Instructions for the task:
Could you return the listing below exactly, with every line intact?

%%

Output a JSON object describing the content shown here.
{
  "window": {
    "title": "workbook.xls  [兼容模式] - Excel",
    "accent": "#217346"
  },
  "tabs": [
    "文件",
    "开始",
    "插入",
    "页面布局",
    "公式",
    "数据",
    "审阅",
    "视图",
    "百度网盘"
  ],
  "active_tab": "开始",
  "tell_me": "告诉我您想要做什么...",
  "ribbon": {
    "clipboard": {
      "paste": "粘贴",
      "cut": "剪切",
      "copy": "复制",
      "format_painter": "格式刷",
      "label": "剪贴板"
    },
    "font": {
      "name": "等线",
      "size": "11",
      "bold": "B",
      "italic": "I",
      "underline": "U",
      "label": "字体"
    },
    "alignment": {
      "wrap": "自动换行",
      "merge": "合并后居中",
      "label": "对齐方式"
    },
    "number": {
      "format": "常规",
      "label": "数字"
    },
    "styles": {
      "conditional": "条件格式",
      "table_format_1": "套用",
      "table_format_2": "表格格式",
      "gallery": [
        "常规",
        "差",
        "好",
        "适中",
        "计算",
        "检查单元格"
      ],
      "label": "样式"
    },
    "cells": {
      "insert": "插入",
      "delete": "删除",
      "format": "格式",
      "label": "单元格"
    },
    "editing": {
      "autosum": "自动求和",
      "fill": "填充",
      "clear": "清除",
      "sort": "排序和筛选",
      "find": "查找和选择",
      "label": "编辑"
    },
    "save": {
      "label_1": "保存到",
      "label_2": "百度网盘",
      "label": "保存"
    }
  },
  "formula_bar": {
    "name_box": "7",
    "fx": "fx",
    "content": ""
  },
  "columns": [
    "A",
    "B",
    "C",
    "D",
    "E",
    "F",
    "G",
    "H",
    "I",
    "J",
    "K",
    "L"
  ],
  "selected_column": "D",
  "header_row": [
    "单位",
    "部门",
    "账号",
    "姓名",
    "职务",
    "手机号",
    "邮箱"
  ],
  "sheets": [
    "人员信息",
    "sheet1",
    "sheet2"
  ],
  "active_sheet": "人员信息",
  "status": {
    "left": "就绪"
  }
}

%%

Task result:
Output a JSON object describing the content shown here.
{
  "window": {
    "title": "workbook.xls  [兼容模式] - Excel",
    "accent": "#217346"
  },
  "tabs": [
    "文件",
    "开始",
    "插入",
    "页面布局",
    "公式",
    "数据",
    "审阅",
    "视图",
    "百度网盘"
  ],
  "active_tab": "开始",
  "tell_me": "告诉我您想要做什么...",
  "ribbon": {
    "clipboard": {
      "paste": "粘贴",
      "cut": "剪切",
      "copy": "复制",
      "format_painter": "格式刷",
      "label": "剪贴板"
    },
    "font": {
      "name": "等线",
      "size": "11",
      "bold": "B",
      "italic": "I",
      "underline": "U",
      "label": "字体"
    },
    "alignment": {
      "wrap": "自动换行",
      "merge": "合并后居中",
      "label": "对齐方式"
    },
    "number": {
      "format": "常规",
      "label": "数字"
    },
    "styles": {
      "conditional": "条件格式",
      "table_format_1": "套用",
      "table_format_2": "表格格式",
      "gallery": [
        "常规",
        "差",
        "好",
        "适中",
        "计算",
        "检查单元格"
      ],
      "label": "样式"
    },
    "cells": {
      "insert": "插入",
      "delete": "删除",
      "format": "格式",
      "label": "单元格"
    },
    "editing": {
      "autosum": "自动求和",
      "fill": "填充",
      "clear": "清除",
      "sort": "排序和筛选",
      "find": "查找和选择",
      "label": "编辑"
    },
    "save": {
      "label_1": "保存到",
      "label_2": "百度网盘",
      "label": "保存"
    }
  },
  "formula_bar": {
    "name_box": "7",
    "fx": "fx",
    "content": ""
  },
  "columns": [
    "A",
    "B",
    "C",
    "D",
    "E",
    "F",
    "G",
    "H",
    "I",
    "J",
    "K",
    "L"
  ],
  "selected_column": "D",
  "header_row": [
    "单位",
    "部门",
    "账号",
    "姓名",
    "职务",
    "手机号",
    "邮箱"
  ],
  "sheets": [
    "人员信息",
    "sheet1",
    "sheet2"
  ],
  "active_sheet": "人员信息",
  "status": {
    "left": "就绪"
  }
}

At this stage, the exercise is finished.